East Metropolitan Health Service (EMHS) has officially been recognised as a ‘Working Towards Dementia-Friendly Organisation’ by Dementia Australia.
EMHS is the first metropolitan health service in Australia to be given this recognition.
Dementia Australia CEO Maree McCabe said the determination of the health service to genuinely listen to the feedback from people living with dementia was a stand-out feature when Dementia Australia was considering whether to award this status.
“East Metropolitan Health Service has set the bar high for other organisations – not just health services – in the way they have allocated resources to creating a more inclusive and accepting environment for people living with dementia who access their services,” Ms McCabe said.
“Accessing hospital when dealing with an acute condition can be challenging and confusing for anyone but particularly for someone who lives with dementia.
“There are an estimated 447,000 Australians living with dementia today and, of that number, 41,600 people live in Western Australia. As the prevalence of dementia rises, so too does the need for more dementia-friendly organisations, particularly health services.
“The way we respond, communicate and interact with a person with dementia has an enormous impact on their day-to-day life and that’s why Dementia Australia is championing Dementia Friends and dementia-friendly organisations across our nation. This is a national program that aims to transform the way our nation thinks, acts and talks about dementia.”
Some of the positive changes adopted by EMHS include:
• focus groups with previous patients who live with dementia, and their carers, to gain insight into first-hand experience of navigating the hospital system;
• training in dementia-awareness for both clinical and non-clinical staff, including ‘Forget-me-not’ volunteers and pastoral care workers who work directly with patients who live with dementia; and
• pet and music therapy.
“Making these changes simply made sense”, according to EMHS Chief Executive Elizabeth MacLeod.
“Our extensive hospital and health service network aims to maintain and improve the health and wellbeing of more than 725,000 Western Australians, and we know that a significant number of the patients admitted to our services have dementia,” Ms MacLeod said.
“Compared to patients without dementia, those with dementia are twice as likely to experience an adverse event such as falls or pressure ulcers, while in hospital.”
“Fractures and delirium are also up to three times more likely to occur for someone with dementia.”
“Being a dementia-friendly health service means we are better able to support people living with dementia access and contribute to their health care experience in a more positive and collaborative way and ensure better outcomes.”
“But to be truly dementia-friendly means continuing to improve our standard of care on an ongoing basis.

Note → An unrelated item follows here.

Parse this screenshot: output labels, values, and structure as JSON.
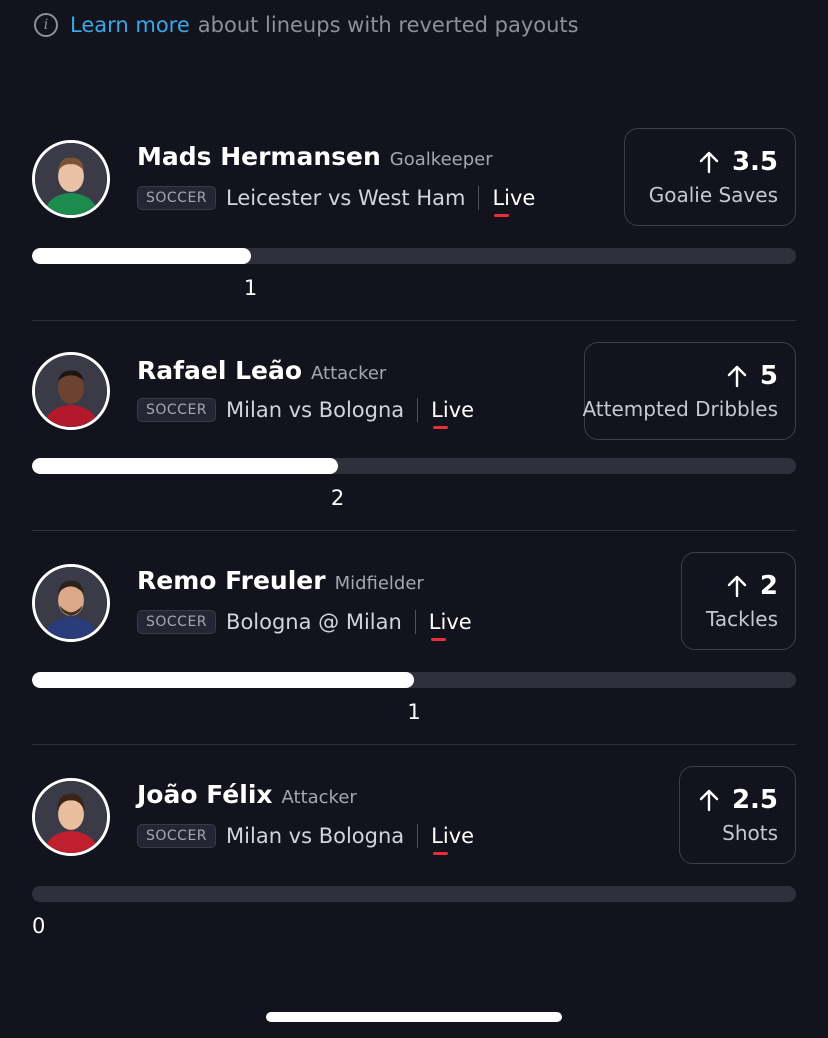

Over the coming year we have a plan to standardise signage and further improve our built environment so it is easier for people living with dementia, their families and carers to access our services.”
“Another focus area is to embed our alert system that helps optimise hydration and nutrition in people living with dementia, and establish visits from the Hospital Museum to support reminiscence and story-telling away from the wards.”
The term ‘working towards’ recognises that becoming dementia-friendly is an ongoing process requiring continual improvement and feedback from people living with this progressive condition, their families and carers.
To reach this status organisations need to demonstrate they have worked with and sought feedback from people living with dementia, their families and carers, and have taken or will take steps to make changes to the built environment, and/or the delivery of services based on that feedback. Each action plan is reviewed by Dementia Australia and a team of advocates who themselves live with the condition.